Since there’s more to Pakistan than mullah madness. One of the striking features of Pakistan’s economic landscape are the sheer number of workers’ protests and strikes that happen here. Labor violations are flagrant, and workers demonstrations are heated. Last week, fifteen thousand workers went on strike in one of the largest protests of shipbreaking workers in Gadani, a small town on the southern tip of Balochistan, Pakistan’s largest and most destitute province. A friend went to check out their protest, and we’ve pulled together a video:
Some details on the strike:
Interestingly enough, despite crises in other national industries, ship-breaking in Gadani has actually seen a boon in business over the past two years, owing partly to a government decision to cut the import duty on arriving ships. Moreover, the worldwide crisis has even benefited yard owners, as a slumping shipping industry has been discarding defunct ships at lower-than-usual prices….

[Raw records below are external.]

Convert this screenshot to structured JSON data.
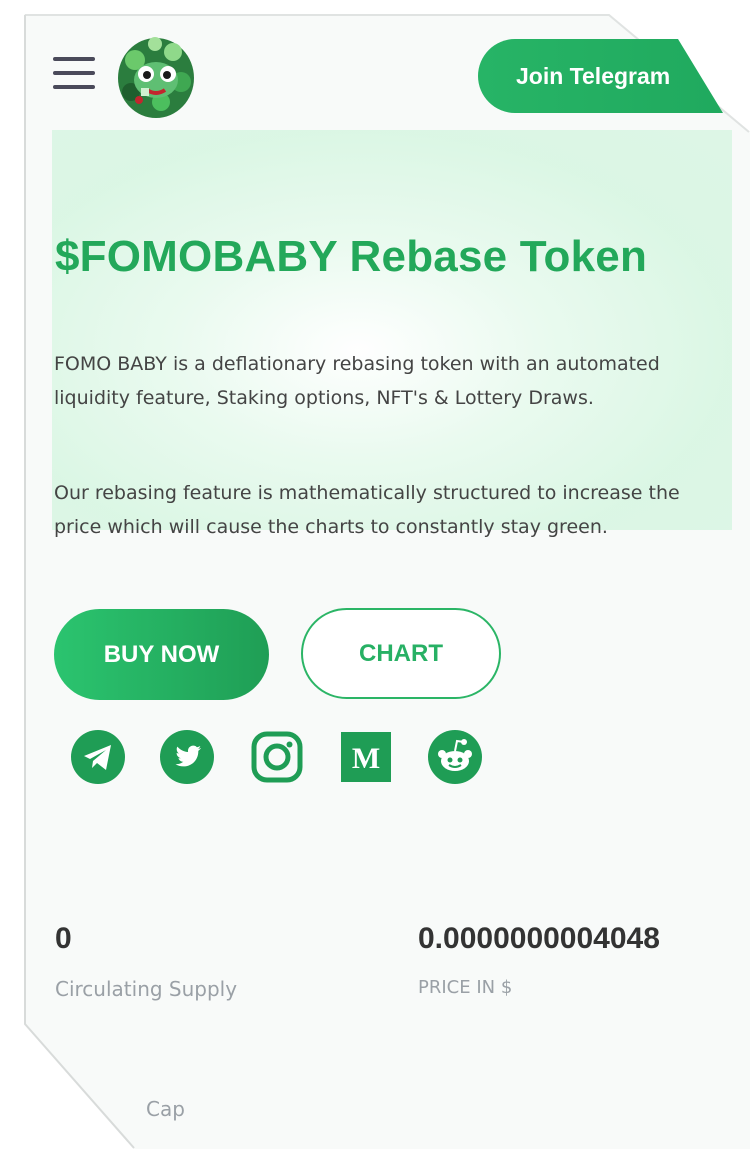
{
  "header": {
    "menu_icon": "hamburger-menu-icon",
    "logo_icon": "fomobaby-logo",
    "telegram_button_label": "Join Telegram"
  },
  "hero": {
    "title": "$FOMOBABY Rebase Token",
    "paragraph_1": "FOMO BABY is a deflationary rebasing token with an automated liquidity feature, Staking options, NFT's & Lottery Draws.",
    "paragraph_2": "Our rebasing feature is mathematically structured to increase the price which will cause the charts to constantly stay green.",
    "buy_button_label": "BUY NOW",
    "chart_button_label": "CHART"
  },
  "social_icons": [
    "telegram-icon",
    "twitter-icon",
    "instagram-icon",
    "medium-icon",
    "reddit-icon"
  ],
  "stats": {
    "circulating_supply_value": "0",
    "circulating_supply_label": "Circulating Supply",
    "price_value": "0.0000000004048",
    "price_label": "PRICE IN $",
    "market_cap_label": "Cap"
  },
  "colors": {
    "accent_green": "#23a85a",
    "button_green": "#27b466",
    "text_dark": "#333333",
    "text_muted": "#9aa0a6"
  }
}
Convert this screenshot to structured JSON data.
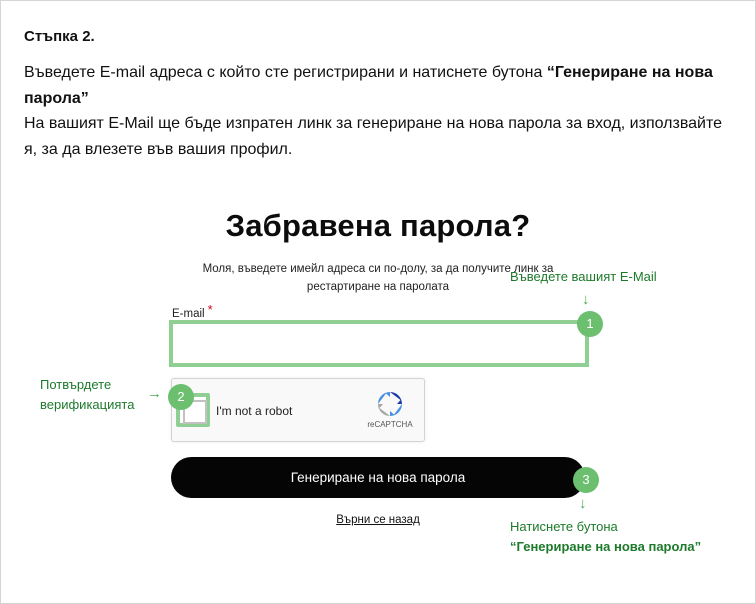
{
  "step": {
    "title": "Стъпка 2.",
    "line1_prefix": "Въведете E-mail адреса с който сте регистрирани и натиснете бутона ",
    "line1_bold": "“Генериране на нова парола”",
    "line2": "На вашият E-Mail ще бъде изпратен линк за генериране на нова парола за вход, използвайте я, за да влезете във вашия профил."
  },
  "form": {
    "title": "Забравена парола?",
    "subtitle": "Моля, въведете имейл адреса си по-долу, за да получите линк за рестартиране на паролата",
    "email_label": "E-mail",
    "required_mark": "*",
    "email_value": "",
    "captcha_text": "I'm not a robot",
    "captcha_brand": "reCAPTCHA",
    "submit_label": "Генериране на нова парола",
    "back_label": "Върни се назад"
  },
  "annotations": {
    "step1": {
      "badge": "1",
      "text": "Въведете вашият E-Mail"
    },
    "step2": {
      "badge": "2",
      "text": "Потвърдете верификацията"
    },
    "step3": {
      "badge": "3",
      "text": "Натиснете бутона",
      "bold": "“Генериране на нова парола”"
    }
  },
  "colors": {
    "accent_green": "#6cbf6f",
    "annotation_text": "#1d7a2b",
    "button_bg": "#050505",
    "required": "#d0021b"
  },
  "icons": {
    "arrow_down": "↓",
    "arrow_right": "→",
    "recaptcha": "recaptcha-icon"
  }
}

According to the union, this recovery has gone hand-in-hand with super-profits for the yard’s owners. In a recent press conference held while negotiations were still ongoing, representatives from GSBDWU highlighted, in some detail, the miniscule fraction of total revenue which accrues to workers. An additional chunk-roughly as high as a third of the amount made by the workers, collectively–is taken by the contractor, or jamadar (under Pakistani labor law, it bears repeating, this arrangement–whereby employers wash their hands of responsibility to their workers through a system of contractor-based employment-is manifestly illegal; yet you would be hard-pressed to find a company, in any industry, innocent of the practice). It scarcely needs to be reiterated that the rampant inflation of recent years has rendered the workers’ share in wages entirely inadequate. Moreover, at the aforementioned press conference it was added that workers find themselves pitilessly exploited as consumers, too-food in the few canteens made available to them sells at extortionate prices.
Arguably even more damning than these levels of exploitation, though, are the horrific conditions in which Gadani’s workers toil. The absence of safety equipment and regulations have been the central tenet of the union’s recent campaign-workers are denied goggles, harnesses, belts, etc., and there are no emergency medical facilities in the near vicinity. As a result, a staggering eighteen workers have died, on the job, in this year alone-the most recent man was only twenty-five years-old. He fell to his death while climbing an oil-coated ladder in near-darkness last week.
Read Adaner’s full article here.